Sunday, 18 December 2011

I bless the rains down in Africa (as long as it doesn't cause a flood)

For the past 3 weeks I've been in the middle of writing two new stories as well as facilatating entrepeneurship training with young, ambitious Kenyan entrepeneures at the m:lab. I guess that you could say that my writing capacity has been full. While preparing for the training it occurred to me in a fresh and new way that had I lerned much more than I had set out to learn when I embarked upon publishing "The Lizard & the Rock" back on 2009. Society doesn't usually classify writers as entrepenuers but perhaps this classification needs to be revisited.

Thinking back to the fall of 2009 there were several responsibilities that I was juggling besides the entrepenuer hat. Trying to earn a Master's degree and having to step out of class several times because the project manager was calling from California saying that the printers in China did not properly understand the instructions to ship the books on the particular date and now we were behind schedule. I remember sitting in class in a whirlwind listening to the professor speak about how to best align an organization while responding to two texts; "Hey honey the organic, spelt, pasta is in the fridge next to the grass fed meat sauce...hey Ralph let's look at another plan to get the books here in time for Christmas...." Rewind further back to August; corresponding with the editor on the last sections of the book and all of a sudden sharp pains are shooting through my lower abdomen. A trip to the hospital would reveal the loss of  ptential wrapped up in the makins of a human being.

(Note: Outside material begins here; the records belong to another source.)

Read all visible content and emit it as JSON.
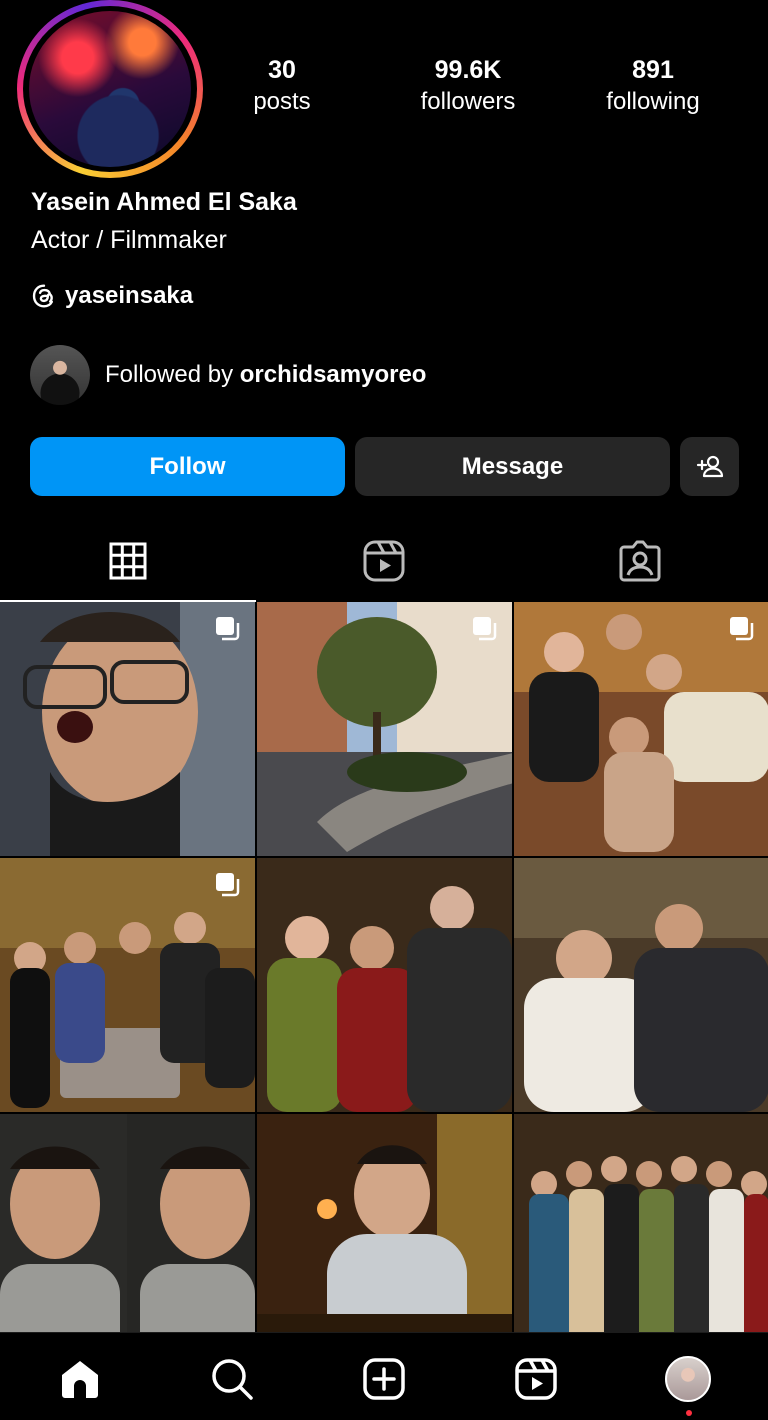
{
  "profile": {
    "name": "Yasein Ahmed El Saka",
    "bio": "Actor / Filmmaker",
    "threads_handle": "yaseinsaka",
    "stats": [
      {
        "num": "30",
        "label": "posts"
      },
      {
        "num": "99.6K",
        "label": "followers"
      },
      {
        "num": "891",
        "label": "following"
      }
    ],
    "followed_by_prefix": "Followed by",
    "followed_by_user": "orchidsamyoreo"
  },
  "actions": {
    "follow_label": "Follow",
    "message_label": "Message"
  },
  "tabs": [
    {
      "name": "posts-grid",
      "icon": "grid-icon",
      "active": true
    },
    {
      "name": "reels",
      "icon": "reels-icon",
      "active": false
    },
    {
      "name": "tagged",
      "icon": "tagged-icon",
      "active": false
    }
  ],
  "posts": [
    {
      "id": "post-1",
      "multi": true
    },
    {
      "id": "post-2",
      "multi": true
    },
    {
      "id": "post-3",
      "multi": true
    },
    {
      "id": "post-4",
      "multi": true
    },
    {
      "id": "post-5",
      "multi": false
    },
    {
      "id": "post-6",
      "multi": false
    },
    {
      "id": "post-7",
      "multi": false
    },
    {
      "id": "post-8",
      "multi": false
    },
    {
      "id": "post-9",
      "multi": false
    }
  ],
  "bottom_nav": [
    "home-icon",
    "search-icon",
    "create-icon",
    "reels-icon",
    "profile-avatar"
  ],
  "colors": {
    "accent": "#0095f6",
    "button_dark": "#262626",
    "background": "#000000"
  }
}
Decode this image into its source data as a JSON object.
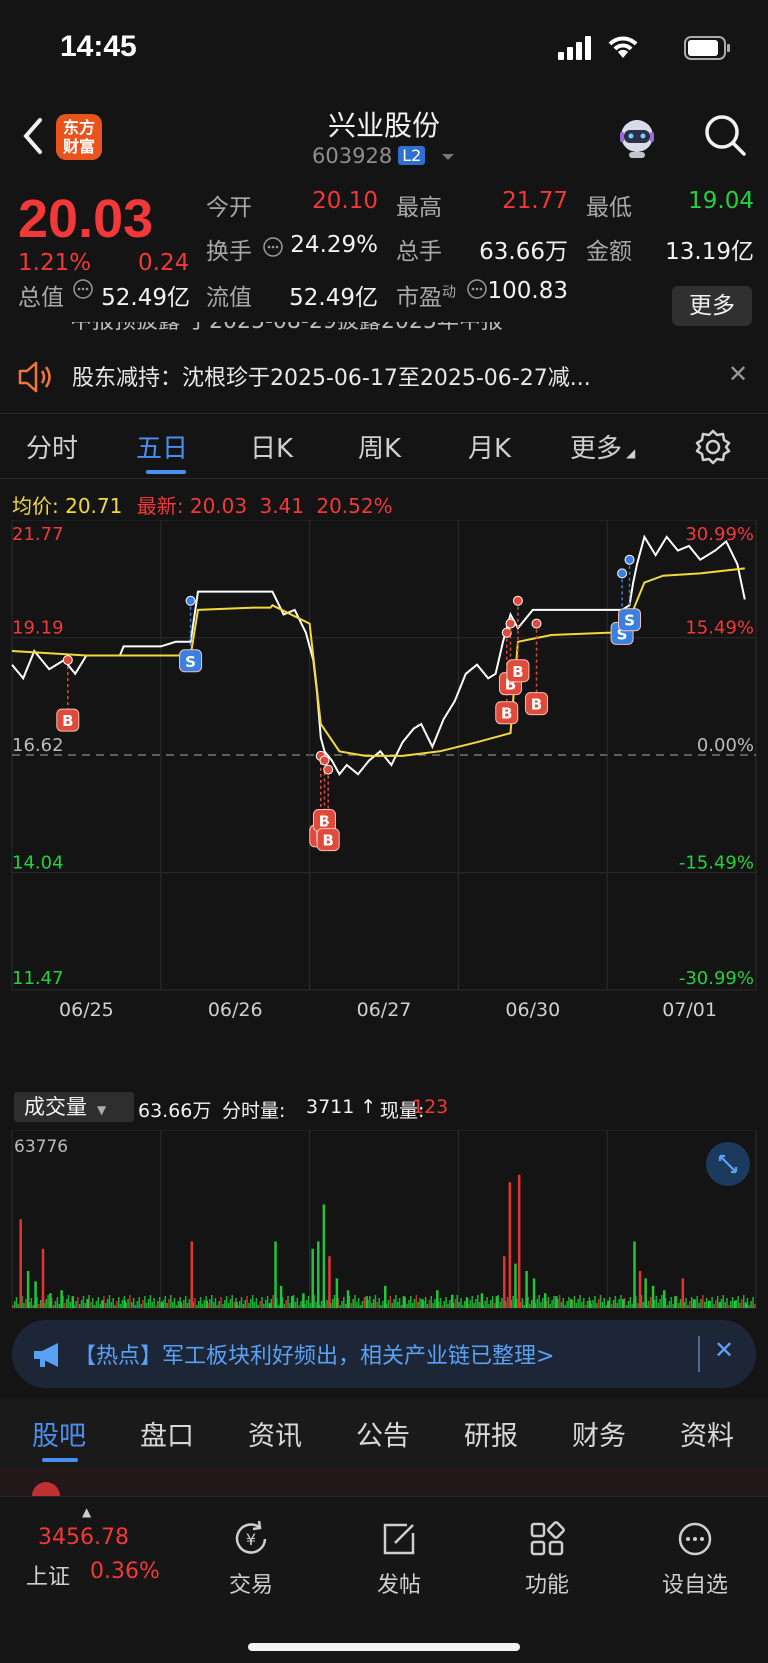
{
  "status_bar": {
    "time": "14:45"
  },
  "header": {
    "title": "兴业股份",
    "code": "603928",
    "level_badge": "L2",
    "logo_text_line1": "东方",
    "logo_text_line2": "财富"
  },
  "quote": {
    "price": "20.03",
    "change_pct": "1.21%",
    "change": "0.24",
    "fields": [
      {
        "label": "今开",
        "value": "20.10",
        "color": "#f23838"
      },
      {
        "label": "最高",
        "value": "21.77",
        "color": "#f23838"
      },
      {
        "label": "最低",
        "value": "19.04",
        "color": "#22d23c"
      },
      {
        "label": "换手",
        "value": "24.29%",
        "color": "#f2f2f2"
      },
      {
        "label": "总手",
        "value": "63.66万",
        "color": "#f2f2f2"
      },
      {
        "label": "金额",
        "value": "13.19亿",
        "color": "#f2f2f2"
      },
      {
        "label": "总值",
        "value": "52.49亿",
        "color": "#f2f2f2"
      },
      {
        "label": "流值",
        "value": "52.49亿",
        "color": "#f2f2f2"
      },
      {
        "label": "市盈",
        "value": "100.83",
        "color": "#f2f2f2"
      }
    ],
    "pe_superscript": "动",
    "more_label": "更多"
  },
  "notice": {
    "partial_text": "中报预披露 于2025-08-29披露2025年中报",
    "text": "股东减持：沈根珍于2025-06-17至2025-06-27减..."
  },
  "chart_tabs": [
    {
      "label": "分时",
      "active": false
    },
    {
      "label": "五日",
      "active": true
    },
    {
      "label": "日K",
      "active": false
    },
    {
      "label": "周K",
      "active": false
    },
    {
      "label": "月K",
      "active": false
    },
    {
      "label": "更多",
      "active": false
    }
  ],
  "legend": {
    "avg_label": "均价:",
    "avg_value": "20.71",
    "latest_label": "最新:",
    "latest_value": "20.03",
    "latest_change": "3.41",
    "latest_pct": "20.52%"
  },
  "chart_data": {
    "type": "line",
    "title": "",
    "y_left_ticks": [
      "21.77",
      "19.19",
      "16.62",
      "14.04",
      "11.47"
    ],
    "y_right_ticks": [
      "30.99%",
      "15.49%",
      "0.00%",
      "-15.49%",
      "-30.99%"
    ],
    "x_ticks": [
      "06/25",
      "06/26",
      "06/27",
      "06/30",
      "07/01"
    ],
    "ylim": [
      11.47,
      21.77
    ],
    "prev_close": 16.62,
    "series": [
      {
        "color": "#ffffff",
        "points": [
          [
            0,
            18.6
          ],
          [
            0.3,
            18.3
          ],
          [
            0.6,
            18.9
          ],
          [
            1.0,
            18.5
          ],
          [
            1.4,
            18.7
          ],
          [
            1.7,
            18.4
          ],
          [
            2.0,
            18.8
          ],
          [
            2.4,
            18.8
          ],
          [
            2.9,
            18.8
          ],
          [
            3.0,
            19.0
          ],
          [
            3.5,
            19.0
          ],
          [
            4.0,
            19.0
          ],
          [
            4.4,
            19.1
          ],
          [
            4.8,
            19.1
          ],
          [
            5.0,
            20.2
          ],
          [
            5.5,
            20.2
          ],
          [
            6.0,
            20.2
          ],
          [
            6.5,
            20.2
          ],
          [
            6.95,
            20.2
          ],
          [
            7.0,
            20.2
          ],
          [
            7.3,
            19.7
          ],
          [
            7.6,
            19.8
          ],
          [
            7.9,
            19.3
          ],
          [
            8.1,
            18.7
          ],
          [
            8.2,
            18.0
          ],
          [
            8.3,
            17.0
          ],
          [
            8.4,
            16.7
          ],
          [
            8.6,
            16.5
          ],
          [
            8.8,
            16.2
          ],
          [
            9.0,
            16.4
          ],
          [
            9.3,
            16.2
          ],
          [
            9.6,
            16.5
          ],
          [
            9.9,
            16.7
          ],
          [
            10.2,
            16.4
          ],
          [
            10.5,
            16.9
          ],
          [
            10.8,
            17.2
          ],
          [
            11.0,
            17.3
          ],
          [
            11.3,
            16.8
          ],
          [
            11.6,
            17.4
          ],
          [
            11.9,
            17.8
          ],
          [
            12.2,
            18.4
          ],
          [
            12.5,
            18.6
          ],
          [
            12.8,
            18.3
          ],
          [
            13.0,
            18.4
          ],
          [
            13.2,
            19.1
          ],
          [
            13.4,
            19.7
          ],
          [
            13.6,
            19.4
          ],
          [
            13.8,
            19.6
          ],
          [
            14.0,
            19.8
          ],
          [
            14.5,
            19.8
          ],
          [
            15.0,
            19.8
          ],
          [
            15.5,
            19.8
          ],
          [
            16.0,
            19.8
          ],
          [
            16.4,
            19.8
          ],
          [
            16.6,
            19.9
          ],
          [
            16.7,
            20.4
          ],
          [
            16.8,
            20.8
          ],
          [
            17.0,
            21.4
          ],
          [
            17.3,
            21.0
          ],
          [
            17.6,
            21.4
          ],
          [
            17.9,
            21.1
          ],
          [
            18.2,
            21.2
          ],
          [
            18.5,
            20.9
          ],
          [
            18.9,
            21.1
          ],
          [
            19.2,
            21.3
          ],
          [
            19.5,
            20.8
          ],
          [
            19.7,
            20.03
          ]
        ]
      },
      {
        "color": "#f2d93b",
        "points": [
          [
            0,
            18.9
          ],
          [
            2.0,
            18.8
          ],
          [
            4.8,
            18.8
          ],
          [
            5.0,
            19.8
          ],
          [
            6.5,
            19.85
          ],
          [
            6.95,
            19.85
          ],
          [
            7.0,
            19.9
          ],
          [
            8.0,
            19.5
          ],
          [
            8.3,
            17.3
          ],
          [
            8.8,
            16.7
          ],
          [
            9.5,
            16.6
          ],
          [
            10.5,
            16.6
          ],
          [
            11.5,
            16.7
          ],
          [
            12.5,
            16.9
          ],
          [
            13.4,
            17.1
          ],
          [
            13.6,
            19.1
          ],
          [
            14.5,
            19.25
          ],
          [
            16.0,
            19.3
          ],
          [
            16.6,
            19.3
          ],
          [
            16.7,
            19.8
          ],
          [
            17.0,
            20.4
          ],
          [
            17.5,
            20.55
          ],
          [
            18.5,
            20.6
          ],
          [
            19.7,
            20.71
          ]
        ]
      }
    ],
    "trade_markers": [
      {
        "type": "B",
        "x": 1.5,
        "price": 18.7
      },
      {
        "type": "S",
        "x": 4.8,
        "price": 20.0
      },
      {
        "type": "B",
        "x": 8.3,
        "price": 16.6
      },
      {
        "type": "B",
        "x": 8.4,
        "price": 16.5
      },
      {
        "type": "B",
        "x": 8.5,
        "price": 16.3
      },
      {
        "type": "B",
        "x": 13.3,
        "price": 19.3
      },
      {
        "type": "B",
        "x": 13.4,
        "price": 19.5
      },
      {
        "type": "B",
        "x": 13.6,
        "price": 20.0
      },
      {
        "type": "B",
        "x": 14.1,
        "price": 19.5
      },
      {
        "type": "S",
        "x": 16.4,
        "price": 20.6
      },
      {
        "type": "S",
        "x": 16.6,
        "price": 20.9
      }
    ]
  },
  "volume": {
    "select_label": "成交量",
    "total": "63.66万",
    "minute_label": "分时量:",
    "minute_value": "3711 ↑",
    "current_label": "现量:",
    "current_value": "123",
    "max_label": "63776",
    "bars": [
      [
        0.2,
        60,
        "r"
      ],
      [
        0.4,
        25,
        "g"
      ],
      [
        0.6,
        18,
        "g"
      ],
      [
        0.8,
        40,
        "r"
      ],
      [
        1.0,
        10,
        "g"
      ],
      [
        1.3,
        12,
        "g"
      ],
      [
        1.6,
        8,
        "g"
      ],
      [
        2.0,
        6,
        "g"
      ],
      [
        2.4,
        5,
        "g"
      ],
      [
        3.0,
        5,
        "g"
      ],
      [
        4.0,
        4,
        "g"
      ],
      [
        4.5,
        4,
        "g"
      ],
      [
        4.8,
        45,
        "r"
      ],
      [
        5.2,
        5,
        "g"
      ],
      [
        6.0,
        4,
        "g"
      ],
      [
        6.9,
        3,
        "g"
      ],
      [
        7.05,
        45,
        "g"
      ],
      [
        7.2,
        15,
        "g"
      ],
      [
        7.5,
        8,
        "g"
      ],
      [
        7.8,
        10,
        "g"
      ],
      [
        8.05,
        40,
        "g"
      ],
      [
        8.2,
        45,
        "g"
      ],
      [
        8.35,
        70,
        "g"
      ],
      [
        8.5,
        35,
        "r"
      ],
      [
        8.7,
        20,
        "g"
      ],
      [
        9.0,
        12,
        "g"
      ],
      [
        9.5,
        8,
        "g"
      ],
      [
        10.0,
        15,
        "g"
      ],
      [
        10.5,
        8,
        "g"
      ],
      [
        11.0,
        6,
        "g"
      ],
      [
        11.4,
        12,
        "g"
      ],
      [
        11.8,
        9,
        "g"
      ],
      [
        12.2,
        7,
        "g"
      ],
      [
        12.6,
        10,
        "g"
      ],
      [
        13.0,
        8,
        "g"
      ],
      [
        13.2,
        35,
        "r"
      ],
      [
        13.35,
        85,
        "r"
      ],
      [
        13.5,
        30,
        "g"
      ],
      [
        13.6,
        90,
        "r"
      ],
      [
        13.8,
        25,
        "g"
      ],
      [
        14.0,
        20,
        "g"
      ],
      [
        14.3,
        10,
        "g"
      ],
      [
        14.6,
        8,
        "g"
      ],
      [
        15.0,
        6,
        "g"
      ],
      [
        15.5,
        5,
        "g"
      ],
      [
        16.0,
        5,
        "g"
      ],
      [
        16.4,
        6,
        "g"
      ],
      [
        16.7,
        45,
        "g"
      ],
      [
        16.85,
        25,
        "r"
      ],
      [
        17.0,
        20,
        "g"
      ],
      [
        17.2,
        15,
        "g"
      ],
      [
        17.5,
        12,
        "g"
      ],
      [
        17.8,
        8,
        "g"
      ],
      [
        18.0,
        20,
        "r"
      ],
      [
        18.3,
        6,
        "g"
      ],
      [
        18.7,
        5,
        "g"
      ],
      [
        19.0,
        4,
        "g"
      ],
      [
        19.4,
        5,
        "g"
      ],
      [
        19.7,
        3,
        "g"
      ]
    ]
  },
  "hot_banner": {
    "text": "【热点】军工板块利好频出，相关产业链已整理>"
  },
  "info_tabs": [
    {
      "label": "股吧",
      "active": true
    },
    {
      "label": "盘口",
      "active": false
    },
    {
      "label": "资讯",
      "active": false
    },
    {
      "label": "公告",
      "active": false
    },
    {
      "label": "研报",
      "active": false
    },
    {
      "label": "财务",
      "active": false
    },
    {
      "label": "资料",
      "active": false
    }
  ],
  "bottom_nav": {
    "index_value": "3456.78",
    "index_name": "上证",
    "index_pct": "0.36%",
    "items": [
      {
        "label": "交易",
        "icon": "yen-refresh-icon"
      },
      {
        "label": "发帖",
        "icon": "edit-icon"
      },
      {
        "label": "功能",
        "icon": "grid-icon"
      },
      {
        "label": "设自选",
        "icon": "more-icon"
      }
    ]
  }
}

Fast forward a year later when the second publication and the musical CD hit the shelves just in time for Christmas and the recession. I  have now graduated. I have a Master's degree. I have learned from the challenges of the first book and discovered new ones with the change in market climate. I feel that by virtue of maintaining my sanity  however I have also mastered life. I look at the successful black women between the ages of 40-50 and  wonder what stories they have not shared with the rest of us because of the painful and amazing moments encased between the pages of their own life story.

As  I look forward to "Christmas in Africa" and sort of feel sorry for the goose that will soon be Chritmas dinner and the rabbits that have graced our table as "chicken" I think about past Christmas years where all was exciting and moving quickly. This year will be different. This year things will be much slower, less commercialized and without extended family and close friends who know and love us well. On our table will be a representation of the places we've been and the friendships that we've made: Casava pie, Palestianian rice for stuffing, the goose from outside, mango and guava sauce, sweet potato pie and various Israeli salads. Perhaps this year I will take time to unwrap pleasant memories of the past and thank them for the gift of life's processes that have brought me to this present moment.  And look, I already received my first eary Christmas present:).


  1. Powerful. Thanks for sharing, Joanne.

  2. Merry Christmas, family Burgess! We love you and pray you have a blessed Christmas in Africa.